Required work: Report back every line in the data that includes the string "title".

Data about app and page elements:
◆ ◆ ◆

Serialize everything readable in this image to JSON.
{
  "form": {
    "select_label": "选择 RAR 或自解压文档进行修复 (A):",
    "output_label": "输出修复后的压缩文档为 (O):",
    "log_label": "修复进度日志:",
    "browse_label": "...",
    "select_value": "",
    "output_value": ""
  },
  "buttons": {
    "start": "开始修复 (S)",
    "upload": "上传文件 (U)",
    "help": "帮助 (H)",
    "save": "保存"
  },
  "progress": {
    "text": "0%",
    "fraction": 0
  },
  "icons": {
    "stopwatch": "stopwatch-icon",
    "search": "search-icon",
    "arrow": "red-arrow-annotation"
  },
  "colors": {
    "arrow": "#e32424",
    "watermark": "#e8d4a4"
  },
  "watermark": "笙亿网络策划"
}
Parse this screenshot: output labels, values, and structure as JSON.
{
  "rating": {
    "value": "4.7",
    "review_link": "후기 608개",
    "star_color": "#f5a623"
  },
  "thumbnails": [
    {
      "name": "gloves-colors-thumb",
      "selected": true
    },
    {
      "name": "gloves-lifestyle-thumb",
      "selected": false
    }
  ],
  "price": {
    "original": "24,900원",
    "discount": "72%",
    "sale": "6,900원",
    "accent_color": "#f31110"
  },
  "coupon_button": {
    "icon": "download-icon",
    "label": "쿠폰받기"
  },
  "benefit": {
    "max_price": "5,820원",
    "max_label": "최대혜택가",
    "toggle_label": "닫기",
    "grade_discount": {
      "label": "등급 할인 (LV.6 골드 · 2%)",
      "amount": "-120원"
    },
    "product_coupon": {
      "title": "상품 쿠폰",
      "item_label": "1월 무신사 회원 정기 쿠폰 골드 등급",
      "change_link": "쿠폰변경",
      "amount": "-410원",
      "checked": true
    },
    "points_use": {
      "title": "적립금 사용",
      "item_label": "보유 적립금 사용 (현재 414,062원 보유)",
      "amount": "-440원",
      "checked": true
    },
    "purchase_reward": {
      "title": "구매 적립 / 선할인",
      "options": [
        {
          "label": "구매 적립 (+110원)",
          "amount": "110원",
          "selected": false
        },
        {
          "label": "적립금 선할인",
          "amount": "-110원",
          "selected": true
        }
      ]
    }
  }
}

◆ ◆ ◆

Final answer:
      "title": "상품 쿠폰",
      "title": "적립금 사용",
      "title": "구매 적립 / 선할인",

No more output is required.